Aunt Doris and Uncle Fred had met after college, married, and soon moved to Oregon. They owned a business and many of their associates were international. When they retired in the 1950’s, they took a year and went around the world to visit their many friends. As a young child of rural Maine, I thought this was pretty amazing. As often as possible we would sit on the porch in old rocking chairs, she telling her stories while I listened, as if on a magic carpet ride. She also liked to write and recite poetry.

My grandmother could cook, Aunt Flossie had all the animals to tend, and Aunt Doris would be the organizer. Each time I would come walking through the woods and hurry onto the porch there would be lots of activity. The dog would greet me; the folks all stopped their chores and greeted me. Sometimes rooms were getting a good cleaning, or a new car had been purchased. Sometimes all three were canning vegetables from the garden. They were always busy from dawn to dusk. They were cheerful and never an unkind word was spoken. They were happy, thoughtful people.

It was always sad to see Aunt Doris leave in the fall. During the winter our family would receive letters, a few phone calls, and a big package of holly to share at Christmas time. She always took care of her mother throughout the year. The support was very noticeable.

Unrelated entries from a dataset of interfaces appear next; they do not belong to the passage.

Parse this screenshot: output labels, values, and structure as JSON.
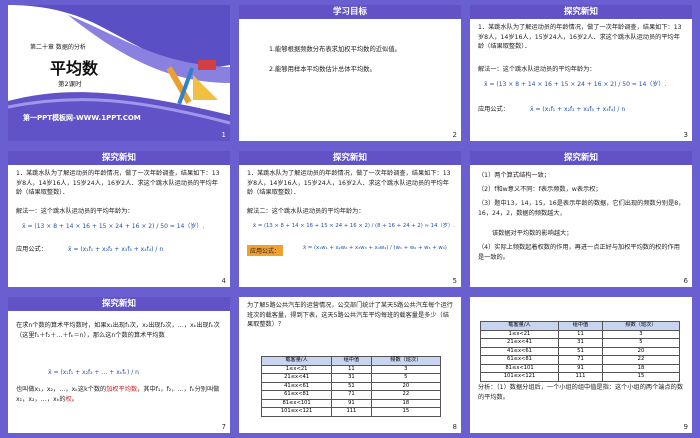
{
  "slides": [
    {
      "id": 1,
      "num": "1",
      "chapter": "第二十章 数据的分析",
      "title": "平均数",
      "subtitle": "第2课时",
      "footer": "第一PPT模板网-WWW.1PPT.COM"
    },
    {
      "id": 2,
      "num": "2",
      "header": "学习目标",
      "lines": [
        "1.能够根据频数分布表求加权平均数的近似值。",
        "2.能够用样本平均数估计总体平均数。"
      ]
    },
    {
      "id": 3,
      "num": "3",
      "header": "探究新知",
      "problem": "1．某跳水队为了解运动员的年龄情况，做了一次年龄调查，结果如下：13岁8人，14岁16人，15岁24人，16岁2人．求这个跳水队运动员的平均年龄（结果取整数）．",
      "solution": "解法一：这个跳水队运动员的平均年龄为：",
      "formula1": "x̄ = (13 × 8 + 14 × 16 + 15 × 24 + 16 × 2) / 50 ≈ 14（岁）.",
      "apply_label": "应用公式：",
      "formula2": "x̄ = (x₁f₁ + x₂f₂ + x₃f₃ + x₄f₄) / n"
    },
    {
      "id": 4,
      "num": "4",
      "header": "探究新知"
    },
    {
      "id": 5,
      "num": "5",
      "header": "探究新知",
      "solution2": "解法二：这个跳水队运动员的平均年龄为：",
      "formula3": "x̄ = (13 × 8 + 14 × 16 + 15 × 24 + 16 × 2) / (8 + 16 + 24 + 2) ≈ 14（岁）.",
      "formula4": "x̄ = (x₁w₁ + x₂w₂ + x₃w₃ + x₄w₄) / (w₁ + w₂ + w₃ + w₄)"
    },
    {
      "id": 6,
      "num": "6",
      "header": "探究新知",
      "lines": [
        "（1）两个算式结构一致；",
        "（2）f和w意义不同：f表示频数，w表示权；",
        "（3）题中13，14，15，16是表示年龄的数据，它们出现的频数分别是8，16，24，2，数据的频数越大，",
        "该数据对平均数的影响越大；",
        "（4）实际上频数起着权数的作用，再进一点正好与加权平均数的权的作用是一致的。"
      ]
    },
    {
      "id": 7,
      "num": "7",
      "header": "探究新知",
      "lines": [
        "在求n个数的算术平均数时，如果x₁出现f₁次，x₂出现f₂次，…，xₖ出现fₖ次（这里f₁＋f₂＋…＋fₖ＝n），那么这n个数的算术平均数",
        "x̄ = (x₁f₁ + x₂f₂ + … + xₖfₖ) / n",
        "也叫做x₁，x₂，…，xₖ这k个数的",
        "加权平均数",
        "，其中f₁，f₂，…，fₖ分别叫做x₁，x₂，…，xₖ的",
        "权",
        "。"
      ]
    },
    {
      "id": 8,
      "num": "8",
      "intro": "为了解5路公共汽车的运营情况，公交部门统计了某天5路公共汽车每个运行班次的载客量，得到下表，这天5路公共汽车平均每班的载客量是多少（结果取整数）？",
      "table": {
        "headers": [
          "载客量/人",
          "组中值",
          "频数（班次）"
        ],
        "rows": [
          [
            "1≤x<21",
            "11",
            "3"
          ],
          [
            "21≤x<41",
            "31",
            "5"
          ],
          [
            "41≤x<61",
            "51",
            "20"
          ],
          [
            "61≤x<81",
            "71",
            "22"
          ],
          [
            "81≤x<101",
            "91",
            "18"
          ],
          [
            "101≤x<121",
            "111",
            "15"
          ]
        ]
      }
    },
    {
      "id": 9,
      "num": "9",
      "table": {
        "headers": [
          "载客量/人",
          "组中值",
          "频数（班次）"
        ],
        "rows": [
          [
            "1≤x<21",
            "11",
            "3"
          ],
          [
            "21≤x<41",
            "31",
            "5"
          ],
          [
            "41≤x<61",
            "51",
            "20"
          ],
          [
            "61≤x<81",
            "71",
            "22"
          ],
          [
            "81≤x<101",
            "91",
            "18"
          ],
          [
            "101≤x<121",
            "111",
            "15"
          ]
        ]
      },
      "analysis": "分析：（1）数据分组后，一个小组的组中值是指：这个小组的两个端点的数的平均数。"
    }
  ]
}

Aunt Doris loved her roots of Maine. After I graduated from college I went to visit them in Oregon. They had a lovely home and were a happy couple, but in her heart she never forgot how she cared about her family and childhood home back in Maine. These three women made a difference in my life. I was blessed to know them.

-August 5, 2014